|International Classification||A61F2/90, A61F2/00, A61L31/02, A61F2/88|
|Cooperative Classification||A61F2/844, A61F2210/0019, A61F2250/0029, A61F2220/0075, A61F2002/9155, A61F2002/91575, A61F2210/0076, A61F2/91, A61F2002/91533, A61F2250/0042, A61F2/90, A61F2/915, A61F2002/91558, A61F2/88, A61L31/022|
|European Classification||A61F2/91, A61F2/844, A61F2/915, A61L31/02B, A61F2/88, A61F2/90|
|Feb 28, 2006||FPAY||Fee payment|
Year of fee payment: 4
|Nov 6, 2006||AS||Assignment|
Owner name: BOSTON SCIENTIFIC SCIMED, INC., MINNESOTA
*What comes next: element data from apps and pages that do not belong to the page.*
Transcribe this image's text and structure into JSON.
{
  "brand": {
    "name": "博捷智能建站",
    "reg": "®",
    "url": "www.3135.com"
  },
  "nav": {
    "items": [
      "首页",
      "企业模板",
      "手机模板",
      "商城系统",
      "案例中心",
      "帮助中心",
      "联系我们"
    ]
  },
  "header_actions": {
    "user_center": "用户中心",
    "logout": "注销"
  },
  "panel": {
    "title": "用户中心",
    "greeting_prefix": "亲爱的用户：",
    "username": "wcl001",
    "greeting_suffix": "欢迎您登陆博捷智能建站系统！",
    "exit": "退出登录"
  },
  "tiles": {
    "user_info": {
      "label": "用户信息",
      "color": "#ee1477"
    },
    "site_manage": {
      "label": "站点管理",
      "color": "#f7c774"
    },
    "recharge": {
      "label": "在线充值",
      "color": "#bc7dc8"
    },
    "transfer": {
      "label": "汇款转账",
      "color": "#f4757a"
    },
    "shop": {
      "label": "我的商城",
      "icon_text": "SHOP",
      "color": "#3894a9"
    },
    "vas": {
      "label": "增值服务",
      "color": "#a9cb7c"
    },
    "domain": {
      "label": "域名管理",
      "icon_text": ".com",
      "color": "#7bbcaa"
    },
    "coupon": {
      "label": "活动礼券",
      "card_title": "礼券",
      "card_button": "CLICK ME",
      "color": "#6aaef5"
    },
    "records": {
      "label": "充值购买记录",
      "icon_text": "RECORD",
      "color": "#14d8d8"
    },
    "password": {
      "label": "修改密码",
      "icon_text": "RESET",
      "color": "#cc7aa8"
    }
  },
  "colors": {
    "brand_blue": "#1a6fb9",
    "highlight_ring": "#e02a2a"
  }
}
Free format text: CHANGE OF NAME;ASSIGNOR:SCIMED LIFE SYSTEMS, INC.;REEL/FRAME:018505/0868
Effective date: 20050101
Owner name: BOSTON SCIENTIFIC SCIMED, INC.,MINNESOTA
Free format text: CHANGE OF NAME;ASSIGNOR:SCIMED LIFE SYSTEMS, INC.;REEL/FRAME:018505/0868
Effective date: 20050101
|Feb 19, 2010||FPAY||Fee payment|
Year of fee payment: 8
|Feb 19, 2014||FPAY||Fee payment|
Year of fee payment: 12